Do Kids Need Grit or Patience in the Future of Work?
I suspect I may have been wrong. Wrong about the importance of grit in the Future of Work.
Passion, purpose, practice, and pursuit. That’s grit, as defined by Angela Duckworth. And, it’s one of the Savvy Six Skills that I thought today’s kids would need in the Future of Work.
Grit is a worthy quality. It’s the skill that fuels persistence. Keeps people showing up each day to put in more time, to achieve more success.
I thought grit would help kids navigate a rapidly evolving world of work. I thought grit would be key to not giving up when learning new skills, looking for a job, or starting a business.
But, over the past few months, I began to notice that a number of teachers who I follow on Twitter think their students have plenty of grit. Some teachers have students whose day-to-day lives are such that just showing up at school takes grit. Which, got me thinking. Maybe it’s not a lack of grit that causes people to give up too quickly. Maybe it’s a lack of patience.
From there, I started to see, in a new light, the incredible amount of pressure businesses face to be faster. Ship faster. Grow faster. Launch faster. With all this focus on faster, it would be easy to lose perspective. Perhaps, making patience a skill more savvy than grit.
Finally, through my own experiences, I was reminded how quickly patience can be lost.
We’re not at risk of losing any other skill as quickly as we lose patience. It would take years for me to lose my ability to research or write. But, my patience. Well, that can be gone in an instant.
We’ve all looked for a job at some point in our career. We can likely remember how it felt when we lost patience. Why haven’t I had an interview? Is there something wrong with my resume? Is there something wrong with me?
When we don’t achieve results in the timeframe we think is reasonable, suddenly we find ourselves doubting everything we’ve ever done. With one exception. We never seem to question whether we even gave ourselves enough time.
The reality is, in today’s world, despite its fast pace, identities take time to build. Ideas take time to spread. Careers and businesses grow by giving them enough time. And, it’s the giving of the time. The waiting, that requires the patience.
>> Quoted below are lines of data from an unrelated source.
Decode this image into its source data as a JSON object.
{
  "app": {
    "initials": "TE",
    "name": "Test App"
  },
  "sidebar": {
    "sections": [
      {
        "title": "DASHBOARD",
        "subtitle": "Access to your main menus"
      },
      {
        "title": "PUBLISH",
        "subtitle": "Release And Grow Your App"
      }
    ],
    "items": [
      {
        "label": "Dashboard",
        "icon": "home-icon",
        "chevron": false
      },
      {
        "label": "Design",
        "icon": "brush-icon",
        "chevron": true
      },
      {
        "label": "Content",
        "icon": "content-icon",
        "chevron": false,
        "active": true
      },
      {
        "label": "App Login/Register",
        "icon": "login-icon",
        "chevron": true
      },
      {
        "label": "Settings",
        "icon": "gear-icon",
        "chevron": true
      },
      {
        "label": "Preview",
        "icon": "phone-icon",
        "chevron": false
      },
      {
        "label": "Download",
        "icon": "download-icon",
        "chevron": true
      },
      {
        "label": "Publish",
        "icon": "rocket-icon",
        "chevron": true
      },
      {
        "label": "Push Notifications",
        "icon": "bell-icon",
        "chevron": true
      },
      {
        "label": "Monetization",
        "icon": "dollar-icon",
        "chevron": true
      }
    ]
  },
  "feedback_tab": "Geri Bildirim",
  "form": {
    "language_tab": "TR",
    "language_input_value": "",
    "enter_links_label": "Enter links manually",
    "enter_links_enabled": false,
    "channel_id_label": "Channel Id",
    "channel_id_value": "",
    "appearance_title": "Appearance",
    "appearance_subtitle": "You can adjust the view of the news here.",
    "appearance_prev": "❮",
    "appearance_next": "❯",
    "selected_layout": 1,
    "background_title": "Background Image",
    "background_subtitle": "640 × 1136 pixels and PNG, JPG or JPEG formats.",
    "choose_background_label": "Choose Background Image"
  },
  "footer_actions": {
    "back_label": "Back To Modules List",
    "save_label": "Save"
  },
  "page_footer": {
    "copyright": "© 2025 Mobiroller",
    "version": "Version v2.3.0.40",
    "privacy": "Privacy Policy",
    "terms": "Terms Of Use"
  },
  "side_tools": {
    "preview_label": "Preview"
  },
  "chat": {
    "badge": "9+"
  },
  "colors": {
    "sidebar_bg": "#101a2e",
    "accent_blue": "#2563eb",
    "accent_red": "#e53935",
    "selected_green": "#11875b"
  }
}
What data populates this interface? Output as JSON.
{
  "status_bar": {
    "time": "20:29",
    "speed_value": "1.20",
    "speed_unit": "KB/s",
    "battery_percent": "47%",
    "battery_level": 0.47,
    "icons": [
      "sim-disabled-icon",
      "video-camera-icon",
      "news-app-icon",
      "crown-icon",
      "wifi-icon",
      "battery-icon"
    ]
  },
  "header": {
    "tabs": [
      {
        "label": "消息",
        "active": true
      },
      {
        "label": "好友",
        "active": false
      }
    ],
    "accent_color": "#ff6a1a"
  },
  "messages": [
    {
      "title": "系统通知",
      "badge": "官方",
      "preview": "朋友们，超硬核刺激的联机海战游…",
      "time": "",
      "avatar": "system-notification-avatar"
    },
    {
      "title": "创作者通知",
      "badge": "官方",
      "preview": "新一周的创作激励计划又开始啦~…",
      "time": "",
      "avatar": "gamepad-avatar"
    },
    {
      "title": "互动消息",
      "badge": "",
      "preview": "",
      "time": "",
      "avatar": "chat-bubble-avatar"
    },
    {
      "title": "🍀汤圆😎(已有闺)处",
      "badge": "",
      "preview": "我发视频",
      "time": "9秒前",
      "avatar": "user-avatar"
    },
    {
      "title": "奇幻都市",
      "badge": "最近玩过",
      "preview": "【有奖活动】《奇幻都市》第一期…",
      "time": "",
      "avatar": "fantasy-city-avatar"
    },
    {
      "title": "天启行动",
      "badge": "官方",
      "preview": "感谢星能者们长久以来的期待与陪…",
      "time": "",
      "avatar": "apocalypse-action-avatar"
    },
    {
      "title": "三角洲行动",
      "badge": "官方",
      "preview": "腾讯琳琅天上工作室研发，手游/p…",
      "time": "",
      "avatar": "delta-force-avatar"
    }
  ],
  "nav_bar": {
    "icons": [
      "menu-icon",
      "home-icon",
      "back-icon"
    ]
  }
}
There’s no master timeline against which we all get judged. Each idea, each identity will take its own unique time, along its own unique route.
For today’s kids, this may be hard to understand. All through school, with enough hard work, their results could improve. There was a master timeline, sectioned into semesters or quarters. And, success was numerically or alphabetically apparent.
So, patience becomes key. The key to transitioning from a world of school to a world of work. A world where the time to achieve results is not broken into nine-week increments. Success is not measured by a grading scale.
Thirty years ago, it wasn’t necessary to teach kids patience. Or, to explain how the world of work was different from the world of school. They were virtually identical. Careers were linear, progressing on the proverbial ladder. Just like we progressed from being Kindergarteners to being Seniors. And, success was measured by salary. Just like grades, salaries were scaled too.
But, that world of work no longer exists. Career paths now zig and zag. Freelancers make up nearly 1/3 of the workforce. And, starting a business takes nothing more than a laptop and phone.
Running full speed into this new world, without any patience, is not a good idea. Having a good deal of grit, without any patience, is also not a good idea.
In today’s world of work, there is no amount of hard work that can remove the need for time. You can work 80 hour weeks to try to grow your business faster — which might appear very gritty — but lasting growth takes time. You can spend a lot of money on social media ads to move your idea around faster — but an idea needs time to stick before it can spread.
So, it seems that patience is more important than grit. At least in today and tomorrow’s world of work. A world where we prioritize speed, but need time. Time to build. Time to grow. Time to see what can be achieved with a bit perseverance and a good deal of patience.